By now, you would have heard of the importance of planning for your estate and many people have taken that step in the right direction. Unfortunately, this task can be rife with complicated issues like taxation and state-specific estate laws. The main goal of making these provisions are to ensure that both your property and your debts don't present a problem for the loved ones you leave behind, so read on to learn about some common snafus that can occur with estate planning.
You put this task on the back burner.
It stands to reason, making plans for events that occur after your death are seldom a positive, happy subject to address. Just like important issues like insurance and savings plans, however, the sooner you address the tasks the better off you will be. No one expects to pass away unexpectedly, but accidents do happen. Even if you are in the best of health and relatively young, you can create a comprehensive estate plan that can be adjusted as you grow older and more wealthy. The important point is to begin the process and get a plan in place. Early planning also means more time to research and create a customized plan to suit your circumstances.
You never revisit your estate plan.
No matter how old you are or what your income is like, your life will likely go through changes over time. Make sure that you keep tabs on these changes by adjusting your estate plan. In most cases, a simple visit to your estate attorney every few years will mean that you have an updated plan that addresses deaths, marriages, births, large purchases, changes in a business and more.
You make the assumption that you will always be in good health.
People are just healthier now than in times past. With medical advances, medications, eating healthier and getting more exercise people are living longer, but often they do so with the potential for a disability that affects them and their loved ones.
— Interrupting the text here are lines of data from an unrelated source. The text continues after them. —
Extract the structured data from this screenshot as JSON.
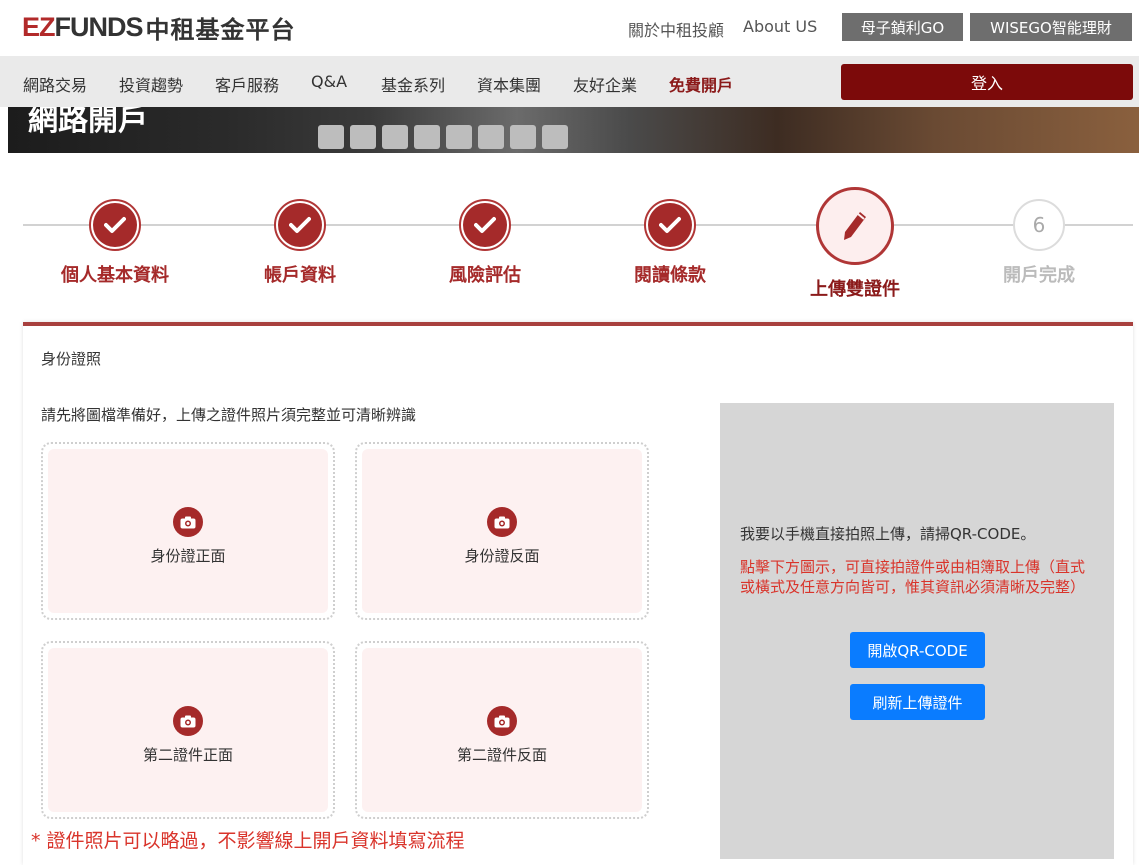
{
  "header": {
    "logo_ez": "EZ",
    "logo_funds": "FUNDS",
    "logo_cn": "中租基金平台",
    "links": [
      "關於中租投顧",
      "About US"
    ],
    "buttons": [
      "母子鍞利GO",
      "WISEGO智能理財"
    ]
  },
  "nav": {
    "items": [
      "網路交易",
      "投資趨勢",
      "客戶服務",
      "Q&A",
      "基金系列",
      "資本集團",
      "友好企業",
      "免費開戶"
    ],
    "login_label": "登入"
  },
  "banner": {
    "title": "網路開戶"
  },
  "steps": [
    {
      "label": "個人基本資料",
      "state": "done"
    },
    {
      "label": "帳戶資料",
      "state": "done"
    },
    {
      "label": "風險評估",
      "state": "done"
    },
    {
      "label": "閱讀條款",
      "state": "done"
    },
    {
      "label": "上傳雙證件",
      "state": "current"
    },
    {
      "label": "開戶完成",
      "state": "todo",
      "number": "6"
    }
  ],
  "card": {
    "title": "身份證照",
    "instruction": "請先將圖檔準備好，上傳之證件照片須完整並可清晰辨識",
    "uploads": [
      "身份證正面",
      "身份證反面",
      "第二證件正面",
      "第二證件反面"
    ],
    "note": "* 證件照片可以略過，不影響線上開戶資料填寫流程"
  },
  "qr": {
    "text1": "我要以手機直接拍照上傳，請掃QR-CODE。",
    "text2": "點擊下方圖示，可直接拍證件或由相簿取上傳（直式或橫式及任意方向皆可，惟其資訊必須清晰及完整）",
    "open_label": "開啟QR-CODE",
    "refresh_label": "刷新上傳證件"
  },
  "colors": {
    "brand_red": "#a52a2a",
    "login_red": "#7c0a0a",
    "alert_red": "#d9342b",
    "blue": "#0a7cff",
    "panel_gray": "#d6d6d6"
  },
  "icons": [
    "check-icon",
    "pencil-icon",
    "camera-icon"
  ]
}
Estate plans are about so much more than just wills; you should not overlook plans to address some of these other issues:
- Medical power of attorney, which allows someone to make medical related decisions for you if you become incapacitated.
- Durable power of attorney, which allows a trusted friend or family member to make decisions about your finances or your business in the event you are incapacitated.
- Living will, which sets out your wishes for resuscitation in a medical situation.
- Provisions for long-term care, which can include savings or a long-term insurance plan.
- HIPPA authorizations that define who you wish to be privy to private medical information.
- Life insurance, which is often less expensive if purchased earlier in life.
Speak to an estate planning attorney to learn more about any of the above.